"Recklessly blending elements of modern rock, funk, R&B and metal into a controlled chaos that stretches the previously untamed waters of aggressive pop" is the wordy stock-in-trade of this quartet, "a band that sees sound as elastic: ever changing and ever stretching." Hailing from "a barrio-slash-ghetto near you," Drexl hopes to "to save the world and outlaw cheese out of a can."
This band considers itself "unique and aggressive" and says it comes from "deep within one of the meanest inner-city barrios" in H-town to combine "rock and roll, blues, metal, jazz and hardcore." "She Loves Me for My Dickies," off their 2003 album, Fortune and Fun, was filmed as a video by the blue-collar clothier. People who come to Vatos Locos shows are treated to "a band with a tremendous stage presence," with "an energy that captivates the essence of entertainment," they say. An as-yet-untitled new CD will be coming out next month.
Bridling at the punk label, JW Americana claims they are more of a "a musical skeleton key with the teeth being the roots of rock 'n' roll and soul." Or maybe they're purveyors of "straight-forward, no-effects rock and roll, whose lyrics resemble the ramblings of a brilliant eight-year-old kid" and deal with "such fascinating things as hot dogs, M-80s, water and boudin." "Anywhere in front of wild gyrating women!" is their favorite place to play, and you can't accuse them of false modesty -- or modesty of any kind, for that matter. Their boast: "JW Americana is probably the best rock 'n' roll band to come out of Houston in a long, long time, if not ever."
Best Alternative Rock
Two years and counting!

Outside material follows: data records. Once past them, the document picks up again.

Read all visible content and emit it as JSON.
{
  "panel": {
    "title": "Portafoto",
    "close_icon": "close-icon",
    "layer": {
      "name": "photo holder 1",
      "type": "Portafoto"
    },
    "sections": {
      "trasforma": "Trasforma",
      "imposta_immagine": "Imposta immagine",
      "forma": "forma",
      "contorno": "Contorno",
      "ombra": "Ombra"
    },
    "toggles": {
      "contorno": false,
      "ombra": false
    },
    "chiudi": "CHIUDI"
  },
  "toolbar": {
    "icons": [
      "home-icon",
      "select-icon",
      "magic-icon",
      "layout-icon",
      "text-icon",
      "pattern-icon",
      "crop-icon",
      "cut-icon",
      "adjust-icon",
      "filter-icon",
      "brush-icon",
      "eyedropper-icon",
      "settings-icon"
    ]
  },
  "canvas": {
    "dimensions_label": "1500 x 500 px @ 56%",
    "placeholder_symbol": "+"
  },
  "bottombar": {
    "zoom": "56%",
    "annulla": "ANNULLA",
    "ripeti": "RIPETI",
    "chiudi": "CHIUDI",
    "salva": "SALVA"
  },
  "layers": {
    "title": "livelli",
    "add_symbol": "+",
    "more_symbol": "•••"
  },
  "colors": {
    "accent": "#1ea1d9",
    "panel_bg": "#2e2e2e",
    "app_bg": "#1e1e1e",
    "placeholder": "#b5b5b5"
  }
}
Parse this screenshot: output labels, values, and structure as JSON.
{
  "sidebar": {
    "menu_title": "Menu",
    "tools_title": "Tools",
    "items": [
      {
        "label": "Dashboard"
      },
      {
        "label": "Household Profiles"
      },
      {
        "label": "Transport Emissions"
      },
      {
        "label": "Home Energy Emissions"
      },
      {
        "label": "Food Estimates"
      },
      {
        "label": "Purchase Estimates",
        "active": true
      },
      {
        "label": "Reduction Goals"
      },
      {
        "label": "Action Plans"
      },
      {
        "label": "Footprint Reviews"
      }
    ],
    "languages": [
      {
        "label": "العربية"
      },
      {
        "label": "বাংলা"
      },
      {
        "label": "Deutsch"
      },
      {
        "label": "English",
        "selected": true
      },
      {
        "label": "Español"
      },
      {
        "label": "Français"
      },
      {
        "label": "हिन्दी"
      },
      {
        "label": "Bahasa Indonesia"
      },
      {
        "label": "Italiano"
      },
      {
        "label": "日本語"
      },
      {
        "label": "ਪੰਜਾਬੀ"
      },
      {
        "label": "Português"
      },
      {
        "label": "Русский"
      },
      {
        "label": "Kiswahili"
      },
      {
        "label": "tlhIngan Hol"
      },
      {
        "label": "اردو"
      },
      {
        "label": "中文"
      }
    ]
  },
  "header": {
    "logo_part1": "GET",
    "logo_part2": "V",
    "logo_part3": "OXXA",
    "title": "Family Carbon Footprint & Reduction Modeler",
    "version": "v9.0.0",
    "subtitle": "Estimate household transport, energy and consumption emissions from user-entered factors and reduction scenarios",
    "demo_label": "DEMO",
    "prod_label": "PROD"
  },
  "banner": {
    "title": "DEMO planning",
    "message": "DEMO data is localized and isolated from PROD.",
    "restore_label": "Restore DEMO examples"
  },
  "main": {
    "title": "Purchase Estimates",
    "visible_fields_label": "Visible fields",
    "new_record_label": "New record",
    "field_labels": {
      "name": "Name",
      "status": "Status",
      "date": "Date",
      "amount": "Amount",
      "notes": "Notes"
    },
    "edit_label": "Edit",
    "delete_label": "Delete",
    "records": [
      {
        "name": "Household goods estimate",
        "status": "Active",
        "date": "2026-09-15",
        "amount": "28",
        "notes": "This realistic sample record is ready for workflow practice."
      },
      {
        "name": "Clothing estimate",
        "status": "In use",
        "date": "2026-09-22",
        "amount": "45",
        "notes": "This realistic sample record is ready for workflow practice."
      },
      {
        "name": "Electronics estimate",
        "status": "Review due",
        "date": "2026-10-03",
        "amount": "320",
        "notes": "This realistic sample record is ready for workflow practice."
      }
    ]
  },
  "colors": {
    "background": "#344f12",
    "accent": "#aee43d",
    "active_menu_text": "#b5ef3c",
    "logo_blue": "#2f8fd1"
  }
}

These modern rockers worship at the altars of Live, A Perfect Circle, Stone Temple Pilots and Incubus, though all of these musicians are mere demigods in their pantheon when placed next to Grohl, the supreme being. Some of the praises they sing: "So much talent and so little time! Bad-ass drummer and bad-ass guitarist! The guy can sing, too!" The band describes music as "the canvas on which we paint our picture of beauty" and adds that they "LOVE TO ROCK!" The band is currently involved in the Meltdown to Cabo Contest for the Hard Rock Cafe, and they hope to make it to the finals, where they could have "a chance to open up for Sammy Hagar in Cabo San Lucas, Mexico!"